Your answer should be every line below that includes the word "nick".
========================
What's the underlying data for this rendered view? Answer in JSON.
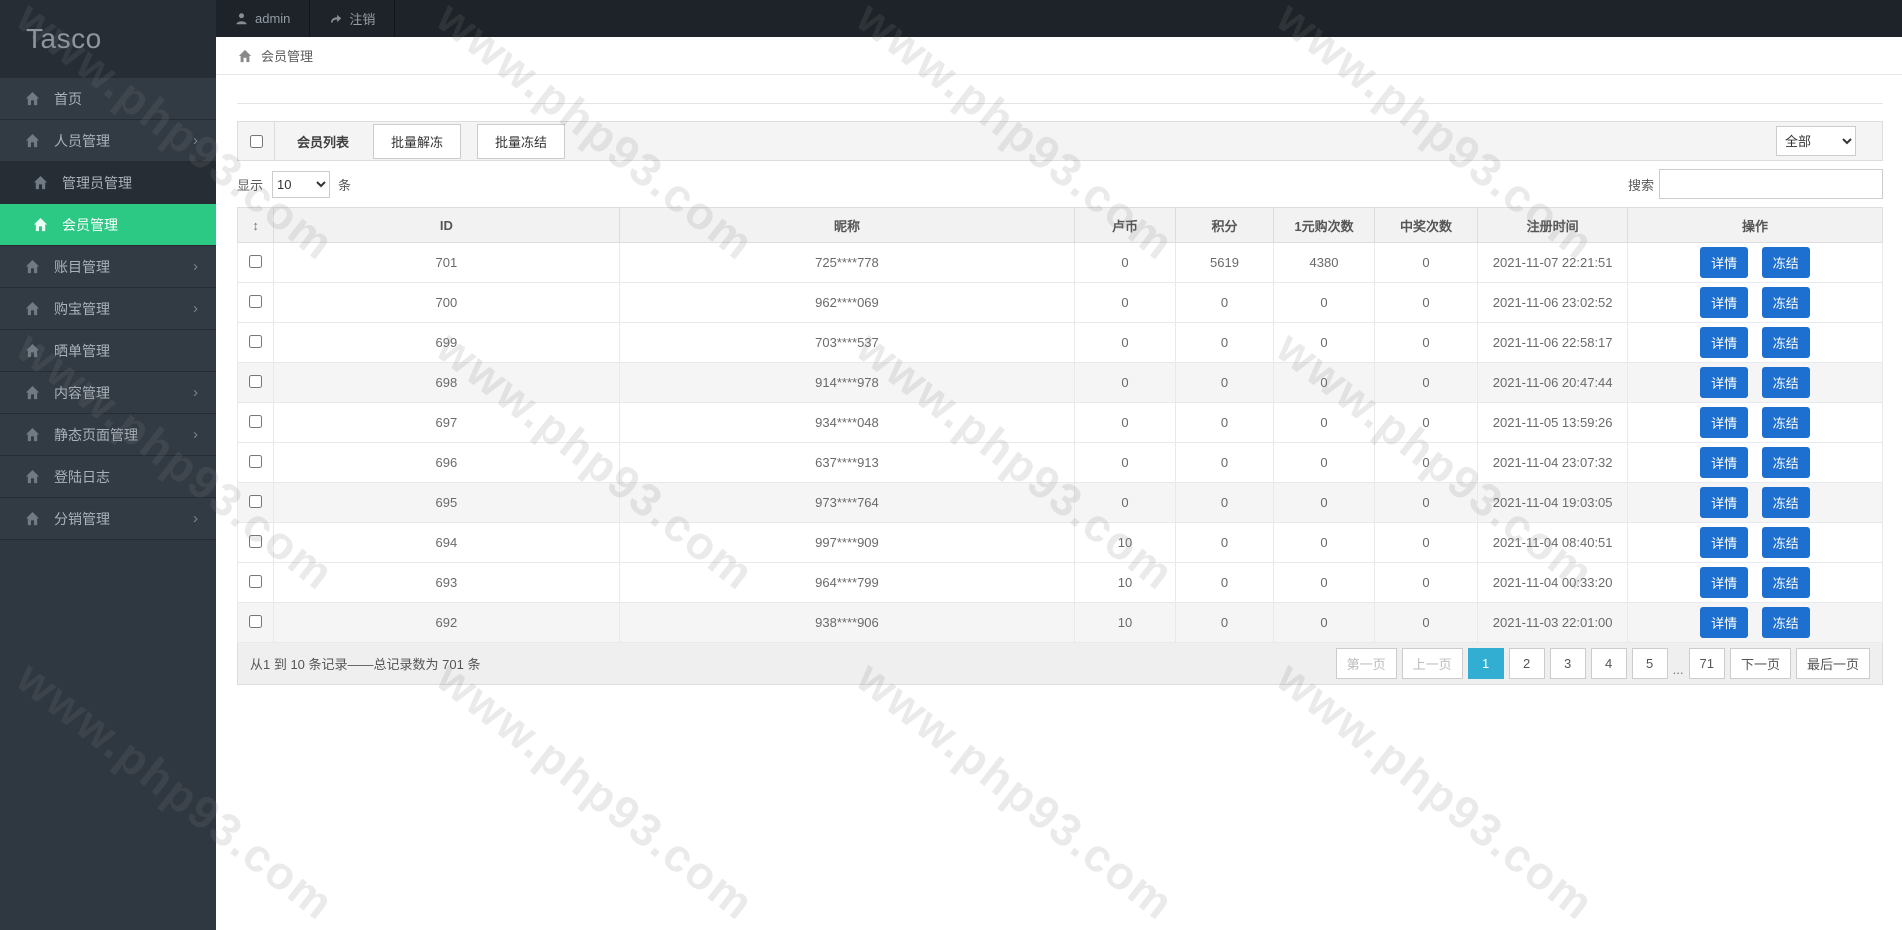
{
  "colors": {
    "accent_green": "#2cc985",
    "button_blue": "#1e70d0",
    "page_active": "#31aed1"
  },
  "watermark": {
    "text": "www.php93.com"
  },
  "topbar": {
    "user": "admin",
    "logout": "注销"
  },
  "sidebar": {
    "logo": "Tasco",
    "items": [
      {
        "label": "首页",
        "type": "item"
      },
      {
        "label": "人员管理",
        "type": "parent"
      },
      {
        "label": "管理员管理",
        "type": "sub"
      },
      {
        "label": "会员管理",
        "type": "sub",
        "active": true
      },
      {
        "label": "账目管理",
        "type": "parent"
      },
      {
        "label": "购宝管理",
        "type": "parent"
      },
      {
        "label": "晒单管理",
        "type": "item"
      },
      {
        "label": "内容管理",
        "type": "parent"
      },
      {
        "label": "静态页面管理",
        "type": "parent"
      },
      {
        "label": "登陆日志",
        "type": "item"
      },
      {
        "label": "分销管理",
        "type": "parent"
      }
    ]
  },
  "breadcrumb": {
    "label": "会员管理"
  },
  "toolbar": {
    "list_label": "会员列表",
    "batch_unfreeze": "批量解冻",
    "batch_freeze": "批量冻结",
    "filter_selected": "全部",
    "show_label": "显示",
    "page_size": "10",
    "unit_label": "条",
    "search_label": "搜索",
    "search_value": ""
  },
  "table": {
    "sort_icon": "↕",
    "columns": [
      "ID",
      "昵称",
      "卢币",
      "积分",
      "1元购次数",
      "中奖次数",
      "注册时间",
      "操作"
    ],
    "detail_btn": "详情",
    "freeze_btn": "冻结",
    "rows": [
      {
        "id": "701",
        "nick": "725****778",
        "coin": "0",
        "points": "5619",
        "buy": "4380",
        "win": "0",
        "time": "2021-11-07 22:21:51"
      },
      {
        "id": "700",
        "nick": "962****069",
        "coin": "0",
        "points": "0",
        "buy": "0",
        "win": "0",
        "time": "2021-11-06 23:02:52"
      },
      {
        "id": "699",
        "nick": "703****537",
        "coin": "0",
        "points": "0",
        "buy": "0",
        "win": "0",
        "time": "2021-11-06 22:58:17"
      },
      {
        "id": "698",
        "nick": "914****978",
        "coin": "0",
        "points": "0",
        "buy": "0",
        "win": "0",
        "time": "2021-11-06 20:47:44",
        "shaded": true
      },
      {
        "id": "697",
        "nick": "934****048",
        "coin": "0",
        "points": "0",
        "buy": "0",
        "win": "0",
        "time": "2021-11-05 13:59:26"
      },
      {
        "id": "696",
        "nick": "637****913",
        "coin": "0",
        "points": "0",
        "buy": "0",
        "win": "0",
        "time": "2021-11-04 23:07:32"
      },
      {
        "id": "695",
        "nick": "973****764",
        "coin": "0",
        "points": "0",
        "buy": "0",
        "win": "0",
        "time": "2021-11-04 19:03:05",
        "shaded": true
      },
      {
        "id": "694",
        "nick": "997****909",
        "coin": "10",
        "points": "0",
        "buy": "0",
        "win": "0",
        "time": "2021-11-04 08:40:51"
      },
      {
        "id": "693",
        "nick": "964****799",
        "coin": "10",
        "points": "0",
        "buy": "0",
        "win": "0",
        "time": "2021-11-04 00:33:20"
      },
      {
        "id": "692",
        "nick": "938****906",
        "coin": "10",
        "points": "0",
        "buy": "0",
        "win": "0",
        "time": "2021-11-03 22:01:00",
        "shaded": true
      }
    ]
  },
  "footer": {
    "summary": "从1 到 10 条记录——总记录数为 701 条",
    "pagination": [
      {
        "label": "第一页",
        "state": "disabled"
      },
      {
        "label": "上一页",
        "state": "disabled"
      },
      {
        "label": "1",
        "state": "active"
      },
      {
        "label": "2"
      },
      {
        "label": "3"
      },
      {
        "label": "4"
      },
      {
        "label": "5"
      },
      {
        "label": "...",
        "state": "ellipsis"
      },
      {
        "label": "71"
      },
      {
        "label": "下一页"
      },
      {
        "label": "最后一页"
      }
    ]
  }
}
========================
** Task solution **
        "nick": "725****778",
        "nick": "962****069",
        "nick": "703****537",
        "nick": "914****978",
        "nick": "934****048",
        "nick": "637****913",
        "nick": "973****764",
        "nick": "997****909",
        "nick": "964****799",
        "nick": "938****906",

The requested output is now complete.